#### [Problem details]
An exact copy of the data below is required; return it in full.

☆ ☆ ☆ ☆

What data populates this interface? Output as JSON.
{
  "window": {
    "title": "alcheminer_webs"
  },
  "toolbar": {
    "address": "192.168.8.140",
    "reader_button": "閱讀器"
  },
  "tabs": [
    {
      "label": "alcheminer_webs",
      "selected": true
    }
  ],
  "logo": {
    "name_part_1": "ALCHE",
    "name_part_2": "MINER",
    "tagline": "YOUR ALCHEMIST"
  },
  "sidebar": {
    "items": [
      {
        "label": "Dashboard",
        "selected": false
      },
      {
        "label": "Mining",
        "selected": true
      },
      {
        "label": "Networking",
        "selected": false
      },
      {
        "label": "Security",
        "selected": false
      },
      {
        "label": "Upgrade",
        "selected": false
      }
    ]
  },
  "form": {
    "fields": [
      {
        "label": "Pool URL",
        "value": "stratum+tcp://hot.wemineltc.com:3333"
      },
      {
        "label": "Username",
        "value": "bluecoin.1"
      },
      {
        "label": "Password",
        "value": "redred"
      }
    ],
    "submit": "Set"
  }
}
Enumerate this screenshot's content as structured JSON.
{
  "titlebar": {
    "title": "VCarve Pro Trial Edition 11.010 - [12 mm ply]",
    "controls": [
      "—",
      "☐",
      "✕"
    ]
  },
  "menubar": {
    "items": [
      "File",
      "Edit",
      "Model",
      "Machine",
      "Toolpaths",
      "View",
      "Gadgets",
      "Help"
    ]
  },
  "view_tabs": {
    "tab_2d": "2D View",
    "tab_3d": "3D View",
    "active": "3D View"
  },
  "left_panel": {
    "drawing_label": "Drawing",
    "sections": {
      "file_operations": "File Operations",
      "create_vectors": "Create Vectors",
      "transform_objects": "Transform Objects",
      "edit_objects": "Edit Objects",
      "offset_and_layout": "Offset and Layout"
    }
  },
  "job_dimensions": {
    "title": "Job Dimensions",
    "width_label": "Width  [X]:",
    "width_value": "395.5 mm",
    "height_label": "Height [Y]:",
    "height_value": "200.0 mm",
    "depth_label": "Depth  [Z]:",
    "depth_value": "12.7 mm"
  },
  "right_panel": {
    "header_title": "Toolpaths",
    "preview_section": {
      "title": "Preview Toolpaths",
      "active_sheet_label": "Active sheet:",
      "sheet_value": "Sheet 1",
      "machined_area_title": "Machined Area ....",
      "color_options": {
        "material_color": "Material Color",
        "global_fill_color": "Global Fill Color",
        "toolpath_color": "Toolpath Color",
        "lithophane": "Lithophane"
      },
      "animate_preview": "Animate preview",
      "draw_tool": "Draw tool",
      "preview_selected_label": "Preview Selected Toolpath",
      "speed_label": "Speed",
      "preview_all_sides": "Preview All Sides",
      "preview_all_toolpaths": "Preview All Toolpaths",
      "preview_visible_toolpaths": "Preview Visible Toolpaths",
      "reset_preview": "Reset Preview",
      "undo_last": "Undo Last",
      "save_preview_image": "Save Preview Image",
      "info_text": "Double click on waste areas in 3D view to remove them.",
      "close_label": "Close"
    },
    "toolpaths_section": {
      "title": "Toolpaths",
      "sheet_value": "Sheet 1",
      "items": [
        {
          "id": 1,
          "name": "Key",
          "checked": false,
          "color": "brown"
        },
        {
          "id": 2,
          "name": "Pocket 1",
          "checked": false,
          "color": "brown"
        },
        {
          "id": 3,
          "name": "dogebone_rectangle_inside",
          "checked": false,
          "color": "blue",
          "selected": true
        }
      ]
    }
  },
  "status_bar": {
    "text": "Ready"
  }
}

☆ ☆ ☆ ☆

#### [Exercise result]
What data populates this interface? Output as JSON.
{
  "window": {
    "title": "alcheminer_webs"
  },
  "toolbar": {
    "address": "192.168.8.140",
    "reader_button": "閱讀器"
  },
  "tabs": [
    {
      "label": "alcheminer_webs",
      "selected": true
    }
  ],
  "logo": {
    "name_part_1": "ALCHE",
    "name_part_2": "MINER",
    "tagline": "YOUR ALCHEMIST"
  },
  "sidebar": {
    "items": [
      {
        "label": "Dashboard",
        "selected": false
      },
      {
        "label": "Mining",
        "selected": true
      },
      {
        "label": "Networking",
        "selected": false
      },
      {
        "label": "Security",
        "selected": false
      },
      {
        "label": "Upgrade",
        "selected": false
      }
    ]
  },
  "form": {
    "fields": [
      {
        "label": "Pool URL",
        "value": "stratum+tcp://hot.wemineltc.com:3333"
      },
      {
        "label": "Username",
        "value": "bluecoin.1"
      },
      {
        "label": "Password",
        "value": "redred"
      }
    ],
    "submit": "Set"
  }
}
Enumerate this screenshot's content as structured JSON.
{
  "titlebar": {
    "title": "VCarve Pro Trial Edition 11.010 - [12 mm ply]",
    "controls": [
      "—",
      "☐",
      "✕"
    ]
  },
  "menubar": {
    "items": [
      "File",
      "Edit",
      "Model",
      "Machine",
      "Toolpaths",
      "View",
      "Gadgets",
      "Help"
    ]
  },
  "view_tabs": {
    "tab_2d": "2D View",
    "tab_3d": "3D View",
    "active": "3D View"
  },
  "left_panel": {
    "drawing_label": "Drawing",
    "sections": {
      "file_operations": "File Operations",
      "create_vectors": "Create Vectors",
      "transform_objects": "Transform Objects",
      "edit_objects": "Edit Objects",
      "offset_and_layout": "Offset and Layout"
    }
  },
  "job_dimensions": {
    "title": "Job Dimensions",
    "width_label": "Width  [X]:",
    "width_value": "395.5 mm",
    "height_label": "Height [Y]:",
    "height_value": "200.0 mm",
    "depth_label": "Depth  [Z]:",
    "depth_value": "12.7 mm"
  },
  "right_panel": {
    "header_title": "Toolpaths",
    "preview_section": {
      "title": "Preview Toolpaths",
      "active_sheet_label": "Active sheet:",
      "sheet_value": "Sheet 1",
      "machined_area_title": "Machined Area ....",
      "color_options": {
        "material_color": "Material Color",
        "global_fill_color": "Global Fill Color",
        "toolpath_color": "Toolpath Color",
        "lithophane": "Lithophane"
      },
      "animate_preview": "Animate preview",
      "draw_tool": "Draw tool",
      "preview_selected_label": "Preview Selected Toolpath",
      "speed_label": "Speed",
      "preview_all_sides": "Preview All Sides",
      "preview_all_toolpaths": "Preview All Toolpaths",
      "preview_visible_toolpaths": "Preview Visible Toolpaths",
      "reset_preview": "Reset Preview",
      "undo_last": "Undo Last",
      "save_preview_image": "Save Preview Image",
      "info_text": "Double click on waste areas in 3D view to remove them.",
      "close_label": "Close"
    },
    "toolpaths_section": {
      "title": "Toolpaths",
      "sheet_value": "Sheet 1",
      "items": [
        {
          "id": 1,
          "name": "Key",
          "checked": false,
          "color": "brown"
        },
        {
          "id": 2,
          "name": "Pocket 1",
          "checked": false,
          "color": "brown"
        },
        {
          "id": 3,
          "name": "dogebone_rectangle_inside",
          "checked": false,
          "color": "blue",
          "selected": true
        }
      ]
    }
  },
  "status_bar": {
    "text": "Ready"
  }
}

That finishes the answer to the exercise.